of Lateral Epicondylitis With Platelet-Rich Plasma, Glucocorticoid, or Saline:
A Randomized, Double-Blind, Placebo-Controlled Trial. 

Krogh TP, Fredberg U, Stengaard-Pedersen
K, Christensen R, Jensen P, Ellingsen T.. Am J Sports Med. 2013 Jan 17. [Epub
ahead of print]       

Home Message: Among patients with chronic lateral epicondylitis, glucocorticoid
injections were more effective at reducing elbow pain than platelet-rich plasma
or placebo injections at 1 month post-injection but all three treatments had
similar effects at 3 months post injection.

Lateral epicondylitis (tennis elbow) continues to be a common
musculoskeletal disorder that is associated with substantial costs, health care
use, and frustration among patients competing in sports or activities that
involve the upper extremities  Recent
research has focused on platelet-rich plasma (PRP) injections for epicondylitis,
but very few studies have compared PRP and glucocorticoid injections to a
placebo injection.  Therefore, the purpose
of this double-blind, randomized clinical trial was to compare the
effectiveness of PRP, glucocorticoid, or isotonic saline injections for
reducing elbow symptoms among patients with lateral epicondylitis (tennis
elbow).  Patients were included if they
had symptoms of lateral epicondylitis for more than 3 months and signs of
tendinopathy on ultrasound.  Each
injection was performed under ultrasound guidance, with the glucocorticoid
injection being injected in one pass, while the PRP and saline were injected
using a peppering technique with 7 tendon perforations.  All 60 patients received the same
post-treatment protocol, which included minimal use of the affected arm for 3-4
days, use of acetaminophen for pain control if needed, and then starting a
standard tennis elbow stretching and training home program once the pain level
was acceptable.  The primary efficacy
outcome was changes in pain intensity 1 and 3 months after the injection using
the pain section of the Patient-Rated Tennis Elbow Evaluation questionnaire (Scale
of 0-50).  The original goal of the study
was to collect data at 6 and 12 months as well, but there was a large drop-out
rate that did not allow this.  At the one
month follow-up, the glucocorticoid group had a mean decrease in pain of 9.8,
which was better than the saline group (-1.7) and the PRP group (-0.5).  At 3 months there were no differences between
the 3 groups: glucocorticoid group (-7.1), PRP group (-6.0), and saline group
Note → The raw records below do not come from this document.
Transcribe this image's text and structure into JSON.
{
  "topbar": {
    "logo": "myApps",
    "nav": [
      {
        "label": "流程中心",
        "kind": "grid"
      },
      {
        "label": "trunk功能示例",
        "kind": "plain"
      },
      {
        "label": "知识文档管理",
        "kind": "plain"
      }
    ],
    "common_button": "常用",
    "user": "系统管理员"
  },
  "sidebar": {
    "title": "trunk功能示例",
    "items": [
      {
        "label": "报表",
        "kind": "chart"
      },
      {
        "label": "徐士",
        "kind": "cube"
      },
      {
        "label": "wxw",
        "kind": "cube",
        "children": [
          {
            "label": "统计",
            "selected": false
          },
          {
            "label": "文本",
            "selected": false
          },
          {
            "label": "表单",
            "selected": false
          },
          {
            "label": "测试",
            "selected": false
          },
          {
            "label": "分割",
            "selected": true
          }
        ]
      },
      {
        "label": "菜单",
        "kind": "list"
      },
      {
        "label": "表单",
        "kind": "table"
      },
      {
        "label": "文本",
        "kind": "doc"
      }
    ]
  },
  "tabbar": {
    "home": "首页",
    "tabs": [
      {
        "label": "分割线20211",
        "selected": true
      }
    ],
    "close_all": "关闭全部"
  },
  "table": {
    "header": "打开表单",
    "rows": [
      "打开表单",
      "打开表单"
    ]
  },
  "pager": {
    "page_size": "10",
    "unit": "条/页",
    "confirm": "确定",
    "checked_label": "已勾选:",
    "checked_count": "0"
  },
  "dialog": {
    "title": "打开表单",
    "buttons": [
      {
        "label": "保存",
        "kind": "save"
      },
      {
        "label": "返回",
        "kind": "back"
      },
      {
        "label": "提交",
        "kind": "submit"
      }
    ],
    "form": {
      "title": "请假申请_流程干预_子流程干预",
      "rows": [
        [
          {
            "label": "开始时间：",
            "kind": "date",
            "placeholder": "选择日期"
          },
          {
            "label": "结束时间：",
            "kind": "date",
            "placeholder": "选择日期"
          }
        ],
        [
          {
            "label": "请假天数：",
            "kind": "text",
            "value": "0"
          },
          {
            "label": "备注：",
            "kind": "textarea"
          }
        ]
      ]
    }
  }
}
This study matches
results to previous studies showing that glucocorticoid
injections have a benefit in the short-term, but that effect does not last.
Unfortunately, with the large dropout rate, the authors were not able to assess
if there were any long-term benefits of PRP or placebo at 6 and 12 months. This
may be relevant since the Hart et al review found that it was at the long-term
follow-up visits that physical therapy was more effective than a glucocorticoid
injection.  As the authors mentioned,
this is one of the first randomized clinical trials for lateral epicondylitis
that included a placebo group for PRP. 
By having the placebo group undergoing the same needling procedure,
there was potential to assess if the PRP itself makes a difference, rather than
just the needling or tenotomy.  This also
brings up a limitation to the study since the glucocorticoid group only had 1
needle pass into the tendon.  One could
argue that this would be less painful than the 7 tendon perforations in the
other groups, and be a reason for the results. However, the PRP group had more
post-injection pain than the saline group. 
This study also had a large dropout rate, which may have been attributed
to patients having the option of discontinuing the study after 3 months if they
were not satisfied with their results. 
Patients are looking for treatments that will take away their pain as
soon as possible and allow them to return to work or sport quicker.  It can be hard for a patient to think about
waiting a year for improvement, when there’s a chance to have a short-lived
relief of pain.  This study does not support
PRP injections for short-term pain relief of lateral epicondylitis compared to a
placebo or glucocorticoid injection. Further studies will have to examine if
long-term relief is possible and will hopefully be able to include a true
placebo group, such as a physical therapy only group that does not receive an
injection.  Does this study change your
recommendation of treatment for your patients or your view on PRP injections?

Written by: Kris Fayock,
Reviewed by: Jeffrey Driban

Related Posts:

Krogh TP, Fredberg U, Stengaard-Pedersen K, Christensen R, Jensen P, & Ellingsen T (2013). Treatment of Lateral Epicondylitis With Platelet-Rich Plasma, Glucocorticoid, or Saline: A Randomized, Double-Blind, Placebo-Controlled Trial. The American Journal of Sports Medicine PMID: 23328738